(Provided information)
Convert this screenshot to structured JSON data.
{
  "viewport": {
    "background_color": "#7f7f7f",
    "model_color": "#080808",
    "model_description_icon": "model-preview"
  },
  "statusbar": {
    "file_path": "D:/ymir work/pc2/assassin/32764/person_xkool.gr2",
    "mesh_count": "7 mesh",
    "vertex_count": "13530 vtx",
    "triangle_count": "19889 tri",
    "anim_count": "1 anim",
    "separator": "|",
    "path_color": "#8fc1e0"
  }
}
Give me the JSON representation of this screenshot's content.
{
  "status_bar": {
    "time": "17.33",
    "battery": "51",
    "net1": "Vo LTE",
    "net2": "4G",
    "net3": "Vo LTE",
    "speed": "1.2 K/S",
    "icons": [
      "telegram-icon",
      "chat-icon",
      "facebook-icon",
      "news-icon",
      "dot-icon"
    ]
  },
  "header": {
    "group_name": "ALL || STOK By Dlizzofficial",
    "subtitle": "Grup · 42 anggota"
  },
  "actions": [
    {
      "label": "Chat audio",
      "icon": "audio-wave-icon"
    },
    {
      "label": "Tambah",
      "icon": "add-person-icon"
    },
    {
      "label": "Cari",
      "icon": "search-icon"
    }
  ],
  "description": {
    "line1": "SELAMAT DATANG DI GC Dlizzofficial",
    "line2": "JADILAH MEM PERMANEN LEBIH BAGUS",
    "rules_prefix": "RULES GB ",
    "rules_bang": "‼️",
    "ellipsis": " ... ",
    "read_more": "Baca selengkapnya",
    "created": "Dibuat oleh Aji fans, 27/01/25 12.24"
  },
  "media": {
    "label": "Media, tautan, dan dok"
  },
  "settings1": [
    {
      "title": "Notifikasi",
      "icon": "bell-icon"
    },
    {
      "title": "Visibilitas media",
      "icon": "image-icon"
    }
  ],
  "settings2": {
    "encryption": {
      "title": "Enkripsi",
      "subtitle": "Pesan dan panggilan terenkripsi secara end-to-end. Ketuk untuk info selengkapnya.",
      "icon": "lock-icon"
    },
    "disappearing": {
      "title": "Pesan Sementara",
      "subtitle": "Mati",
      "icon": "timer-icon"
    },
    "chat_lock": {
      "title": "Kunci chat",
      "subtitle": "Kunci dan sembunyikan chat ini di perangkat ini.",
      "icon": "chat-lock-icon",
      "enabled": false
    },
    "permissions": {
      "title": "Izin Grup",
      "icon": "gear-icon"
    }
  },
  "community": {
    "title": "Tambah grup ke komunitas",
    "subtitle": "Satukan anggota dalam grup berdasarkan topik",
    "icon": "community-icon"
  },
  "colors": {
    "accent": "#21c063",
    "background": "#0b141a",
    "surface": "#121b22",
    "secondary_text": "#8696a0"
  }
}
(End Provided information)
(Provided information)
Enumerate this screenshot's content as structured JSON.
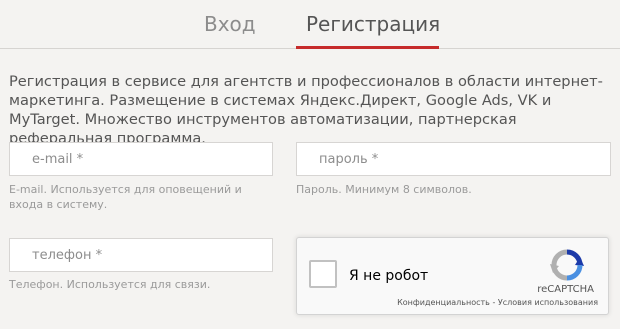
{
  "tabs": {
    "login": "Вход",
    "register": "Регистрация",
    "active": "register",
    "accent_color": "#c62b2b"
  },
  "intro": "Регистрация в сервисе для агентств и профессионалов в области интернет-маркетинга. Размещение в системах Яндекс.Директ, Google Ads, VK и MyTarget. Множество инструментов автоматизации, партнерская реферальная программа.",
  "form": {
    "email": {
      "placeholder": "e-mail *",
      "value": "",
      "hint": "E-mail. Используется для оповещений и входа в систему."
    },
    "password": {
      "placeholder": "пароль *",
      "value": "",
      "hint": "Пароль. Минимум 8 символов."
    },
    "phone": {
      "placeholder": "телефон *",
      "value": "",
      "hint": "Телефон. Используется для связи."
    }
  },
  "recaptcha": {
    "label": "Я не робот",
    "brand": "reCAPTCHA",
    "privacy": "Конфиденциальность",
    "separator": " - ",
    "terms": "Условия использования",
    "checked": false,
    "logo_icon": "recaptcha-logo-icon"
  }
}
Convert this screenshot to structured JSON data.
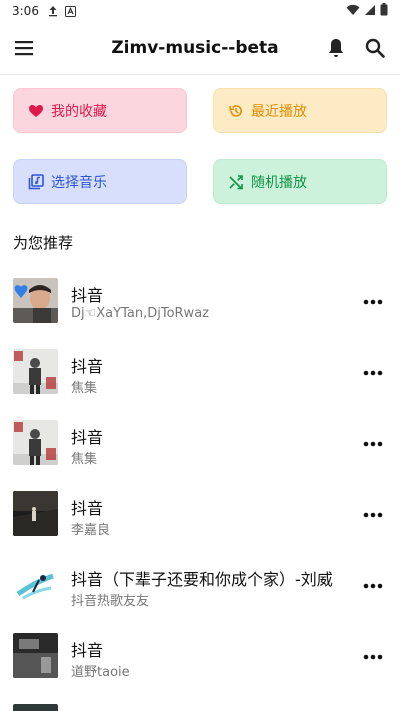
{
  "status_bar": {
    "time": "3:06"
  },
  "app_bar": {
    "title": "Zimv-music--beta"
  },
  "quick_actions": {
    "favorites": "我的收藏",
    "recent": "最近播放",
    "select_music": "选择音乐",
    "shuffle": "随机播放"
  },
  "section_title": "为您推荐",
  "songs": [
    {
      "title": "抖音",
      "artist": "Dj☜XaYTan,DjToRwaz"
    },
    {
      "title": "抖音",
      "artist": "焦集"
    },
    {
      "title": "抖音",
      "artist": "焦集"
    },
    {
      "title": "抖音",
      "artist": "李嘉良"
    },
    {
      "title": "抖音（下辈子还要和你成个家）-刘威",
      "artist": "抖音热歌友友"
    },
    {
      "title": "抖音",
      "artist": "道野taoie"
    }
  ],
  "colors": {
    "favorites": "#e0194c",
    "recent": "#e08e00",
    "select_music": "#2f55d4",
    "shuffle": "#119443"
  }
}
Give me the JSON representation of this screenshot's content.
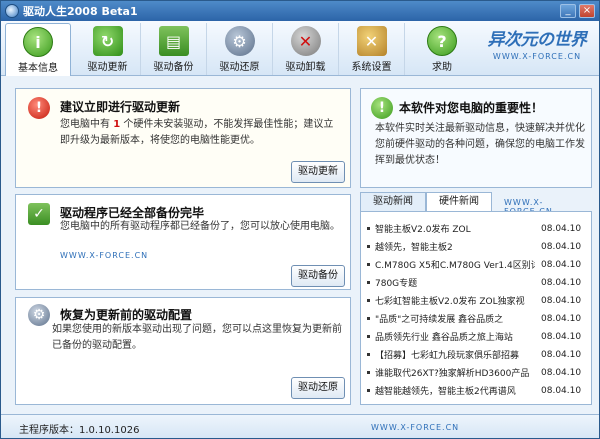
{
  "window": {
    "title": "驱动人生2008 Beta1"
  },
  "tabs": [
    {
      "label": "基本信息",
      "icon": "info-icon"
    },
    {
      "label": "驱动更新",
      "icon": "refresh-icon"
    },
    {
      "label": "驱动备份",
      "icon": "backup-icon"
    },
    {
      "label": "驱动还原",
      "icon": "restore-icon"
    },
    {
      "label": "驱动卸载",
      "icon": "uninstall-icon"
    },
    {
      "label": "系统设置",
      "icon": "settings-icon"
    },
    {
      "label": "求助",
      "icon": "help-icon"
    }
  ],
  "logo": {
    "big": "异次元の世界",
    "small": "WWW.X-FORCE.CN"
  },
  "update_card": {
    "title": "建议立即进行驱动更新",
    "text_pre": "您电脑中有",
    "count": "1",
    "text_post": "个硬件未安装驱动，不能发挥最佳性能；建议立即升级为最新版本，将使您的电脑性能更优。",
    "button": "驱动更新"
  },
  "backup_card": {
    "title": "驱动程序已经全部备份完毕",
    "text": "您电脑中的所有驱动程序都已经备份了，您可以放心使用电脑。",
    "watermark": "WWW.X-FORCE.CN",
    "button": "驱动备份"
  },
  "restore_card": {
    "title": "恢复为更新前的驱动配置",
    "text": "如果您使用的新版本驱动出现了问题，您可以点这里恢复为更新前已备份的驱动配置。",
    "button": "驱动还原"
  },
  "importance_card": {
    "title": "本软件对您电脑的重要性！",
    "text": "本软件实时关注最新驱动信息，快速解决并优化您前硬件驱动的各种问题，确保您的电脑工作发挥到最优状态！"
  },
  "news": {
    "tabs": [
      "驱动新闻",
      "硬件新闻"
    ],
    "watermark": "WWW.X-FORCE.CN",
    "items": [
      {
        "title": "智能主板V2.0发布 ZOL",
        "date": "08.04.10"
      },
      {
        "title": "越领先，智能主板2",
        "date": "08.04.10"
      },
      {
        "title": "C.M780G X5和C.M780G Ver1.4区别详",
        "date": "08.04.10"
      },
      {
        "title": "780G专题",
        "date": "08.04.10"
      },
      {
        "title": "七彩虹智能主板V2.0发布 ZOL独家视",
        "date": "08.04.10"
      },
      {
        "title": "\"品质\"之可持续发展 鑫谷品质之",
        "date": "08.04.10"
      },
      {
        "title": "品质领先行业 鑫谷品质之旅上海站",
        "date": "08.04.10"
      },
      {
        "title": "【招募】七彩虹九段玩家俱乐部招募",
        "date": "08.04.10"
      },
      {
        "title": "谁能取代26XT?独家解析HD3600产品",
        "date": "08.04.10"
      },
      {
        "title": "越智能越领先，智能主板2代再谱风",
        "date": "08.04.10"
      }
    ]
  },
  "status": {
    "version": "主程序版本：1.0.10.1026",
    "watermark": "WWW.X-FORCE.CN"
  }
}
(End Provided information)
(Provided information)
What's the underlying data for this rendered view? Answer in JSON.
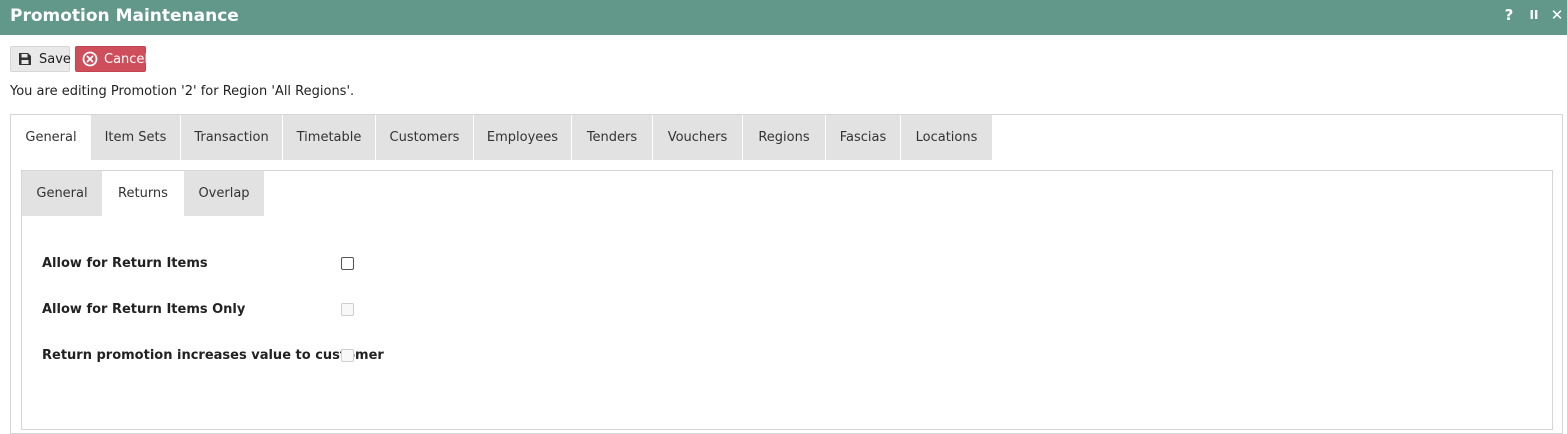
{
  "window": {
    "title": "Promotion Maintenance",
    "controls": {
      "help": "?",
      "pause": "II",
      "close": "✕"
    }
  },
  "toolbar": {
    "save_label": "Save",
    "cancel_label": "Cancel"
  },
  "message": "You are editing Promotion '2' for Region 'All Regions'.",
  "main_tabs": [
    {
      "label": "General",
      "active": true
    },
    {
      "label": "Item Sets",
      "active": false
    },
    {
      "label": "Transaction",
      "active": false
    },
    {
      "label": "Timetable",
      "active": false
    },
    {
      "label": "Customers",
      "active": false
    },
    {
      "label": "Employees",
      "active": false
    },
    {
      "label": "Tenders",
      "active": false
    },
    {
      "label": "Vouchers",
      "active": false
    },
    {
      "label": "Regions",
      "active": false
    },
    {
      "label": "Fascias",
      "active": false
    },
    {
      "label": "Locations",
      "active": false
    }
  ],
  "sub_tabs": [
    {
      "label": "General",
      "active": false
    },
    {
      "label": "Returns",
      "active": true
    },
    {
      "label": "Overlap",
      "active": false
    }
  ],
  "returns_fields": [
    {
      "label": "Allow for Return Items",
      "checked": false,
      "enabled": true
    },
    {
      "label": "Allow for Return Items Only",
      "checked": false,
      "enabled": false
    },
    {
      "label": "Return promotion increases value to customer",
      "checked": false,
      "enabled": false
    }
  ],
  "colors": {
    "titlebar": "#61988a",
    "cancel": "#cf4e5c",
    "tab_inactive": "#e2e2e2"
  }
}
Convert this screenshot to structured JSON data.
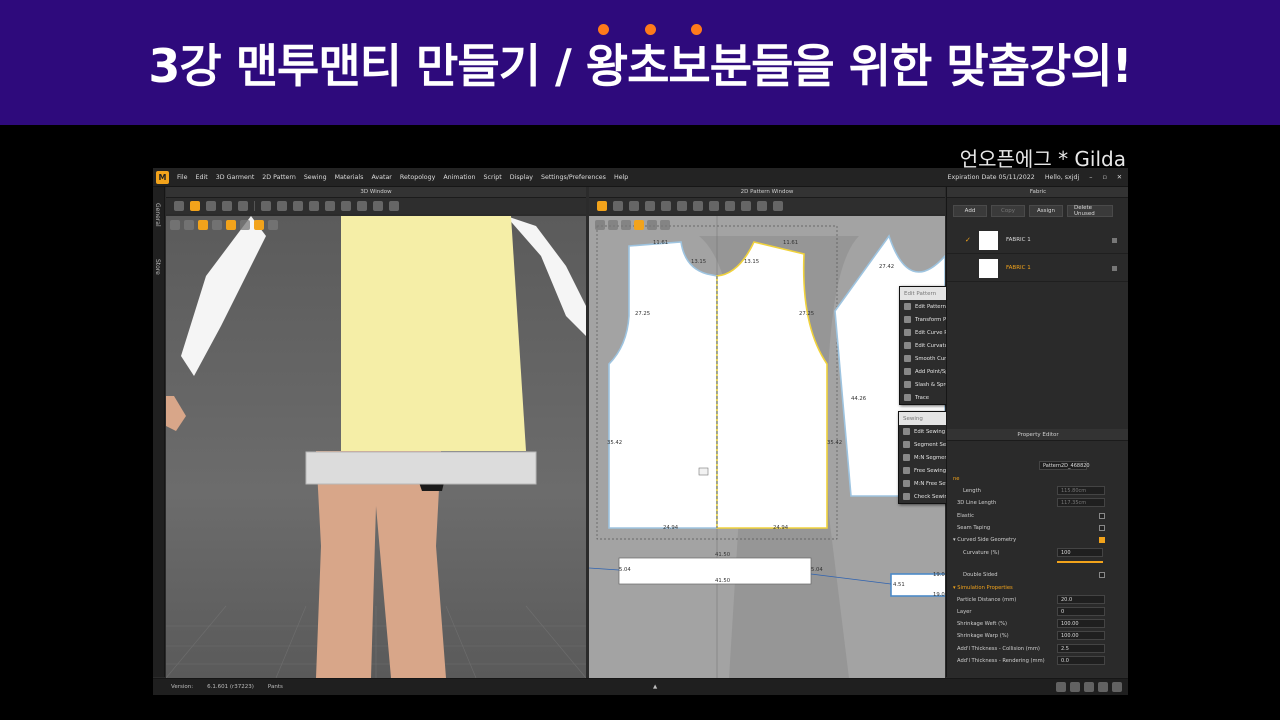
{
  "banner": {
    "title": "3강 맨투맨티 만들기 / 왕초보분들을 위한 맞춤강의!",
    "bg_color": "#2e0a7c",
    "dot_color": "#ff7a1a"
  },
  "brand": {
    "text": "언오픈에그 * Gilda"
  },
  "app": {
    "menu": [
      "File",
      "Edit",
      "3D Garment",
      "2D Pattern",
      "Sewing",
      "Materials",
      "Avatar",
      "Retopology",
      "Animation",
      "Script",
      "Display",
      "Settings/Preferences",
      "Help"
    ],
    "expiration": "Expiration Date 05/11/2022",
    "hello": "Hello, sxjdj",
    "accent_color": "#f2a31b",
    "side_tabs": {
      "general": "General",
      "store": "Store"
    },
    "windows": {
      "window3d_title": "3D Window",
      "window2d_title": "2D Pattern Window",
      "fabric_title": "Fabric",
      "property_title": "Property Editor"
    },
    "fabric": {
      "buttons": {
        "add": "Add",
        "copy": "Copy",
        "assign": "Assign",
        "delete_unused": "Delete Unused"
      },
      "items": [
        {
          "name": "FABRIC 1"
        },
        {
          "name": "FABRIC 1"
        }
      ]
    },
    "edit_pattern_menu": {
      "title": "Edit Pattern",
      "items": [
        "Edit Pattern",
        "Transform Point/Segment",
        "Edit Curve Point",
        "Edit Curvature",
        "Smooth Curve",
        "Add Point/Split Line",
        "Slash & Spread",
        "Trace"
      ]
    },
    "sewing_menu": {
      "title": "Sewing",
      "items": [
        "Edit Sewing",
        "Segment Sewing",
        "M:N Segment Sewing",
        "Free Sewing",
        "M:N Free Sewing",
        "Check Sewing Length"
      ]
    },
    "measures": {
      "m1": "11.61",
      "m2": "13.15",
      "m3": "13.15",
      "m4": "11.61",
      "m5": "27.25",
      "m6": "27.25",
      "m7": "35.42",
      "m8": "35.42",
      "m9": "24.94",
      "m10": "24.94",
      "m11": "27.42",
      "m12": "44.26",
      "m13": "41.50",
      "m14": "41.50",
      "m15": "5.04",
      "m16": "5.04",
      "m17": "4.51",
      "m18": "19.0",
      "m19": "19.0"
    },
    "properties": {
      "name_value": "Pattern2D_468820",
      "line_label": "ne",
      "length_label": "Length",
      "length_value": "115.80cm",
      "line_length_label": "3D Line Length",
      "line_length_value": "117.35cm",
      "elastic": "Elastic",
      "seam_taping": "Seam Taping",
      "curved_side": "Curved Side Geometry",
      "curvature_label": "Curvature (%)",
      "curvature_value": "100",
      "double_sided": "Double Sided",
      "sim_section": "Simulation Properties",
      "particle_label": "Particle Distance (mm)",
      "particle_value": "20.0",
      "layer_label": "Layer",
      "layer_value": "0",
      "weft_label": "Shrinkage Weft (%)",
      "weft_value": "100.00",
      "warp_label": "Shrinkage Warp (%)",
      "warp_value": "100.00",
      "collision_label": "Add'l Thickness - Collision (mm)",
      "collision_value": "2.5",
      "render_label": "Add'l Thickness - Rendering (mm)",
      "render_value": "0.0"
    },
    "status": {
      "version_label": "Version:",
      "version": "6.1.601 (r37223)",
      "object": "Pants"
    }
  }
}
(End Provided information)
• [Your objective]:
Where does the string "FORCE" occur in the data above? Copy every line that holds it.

• [Response to this exercise]:
    "small": "WWW.X-FORCE.CN"
    "watermark": "WWW.X-FORCE.CN",
    "watermark": "WWW.X-FORCE.CN",
    "watermark": "WWW.X-FORCE.CN"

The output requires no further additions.